This has prompted Twitter to announce another redesign that will change the contrast levels that seem to be causing problems and say it will “listen and iterate”.
We’re making contrast changes to all of the buttons to make them easier on the eyes because you told us the new look is uncomfortable for people with sensory sensitivities. We listen and iterate. 13. August 2021
Analysis: How did Twitter fail with accessibility?
Twitter has been flooded with complaints about the changes in the past few days, while some users seem to have lost their ability to change the font size on their Twitter apps.
How did things go so wrong? Former Twitter employee Sana Rao – a former senior product designer at the company – told us that Chirp was just a small variation on an existing font, but that the platform wanted to create a more unique font to stand out from standard system fonts.
She also tells us that increasing the contrast of the text was likely intended to improve visibility for people with impaired vision – although the stark nature of this high-contrast redesign is now causing grief (and headaches) to others.
“Accessibility is a spectrum, and that seems well thought out, well designed, but only for part of that spectrum, not for everything,” says Rao. “However, it’s impossible to design the full spectrum, so it’s more important to give people the tools to do it themselves.”
Twitter clearly addresses the issue, and this clearly goes beyond the ordinary grumbling about iterative design changes – while the Follow button has its usual colors inverted and is shown as white when you’re following someone, this is a change we make will probably get used to it over time. Twitter users are likely to have less of a headache while trying to analyze posts.
A user also asks why Twitter didn’t design the app to allow users to change contrast, font, and size, “which is possibly a better way forward.
We’re expecting some “contrast changes” soon, and Twitter is certainly showing a willingness to respond to these issues. “Twitter also has its own accessibility account on the platform since March 2013, and it doesn’t seem like an afterthought for the company, either when the latest redesign has failed.
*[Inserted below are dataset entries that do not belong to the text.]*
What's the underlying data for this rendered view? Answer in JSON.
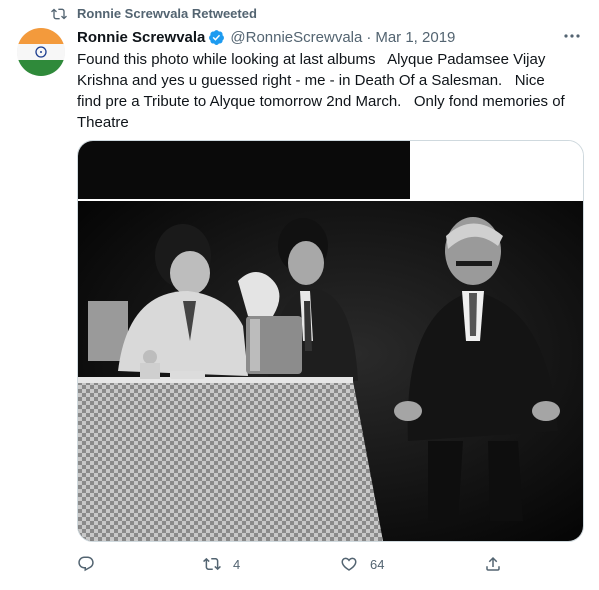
{
  "context": {
    "label": "Ronnie Screwvala Retweeted",
    "icon": "retweet-icon"
  },
  "author": {
    "name": "Ronnie Screwvala",
    "handle": "@RonnieScrewvala",
    "separator": "·",
    "date": "Mar 1, 2019",
    "avatar_icon": "india-flag-avatar"
  },
  "tweet": {
    "text": "Found this photo while looking at last albums   Alyque Padamsee Vijay Krishna and yes u guessed right - me - in Death Of a Salesman.   Nice find pre a Tribute to Alyque tomorrow 2nd March.   Only fond memories of Theatre"
  },
  "actions": {
    "reply": {
      "icon": "reply-icon",
      "count": ""
    },
    "retweet": {
      "icon": "retweet-icon",
      "count": "4"
    },
    "like": {
      "icon": "heart-icon",
      "count": "64"
    },
    "share": {
      "icon": "share-icon"
    }
  },
  "colors": {
    "secondary_text": "#536471",
    "primary_text": "#0f1419",
    "verified_blue": "#1d9bf0",
    "border": "#cfd9de"
  }
}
Another tweet added that “if you continue to experience painful eye strain or headaches / migraines due to the font, please contact us again” – a good feeling, although the platform is used to report issues during these Platform causing you a migraine can be a difficult task for some.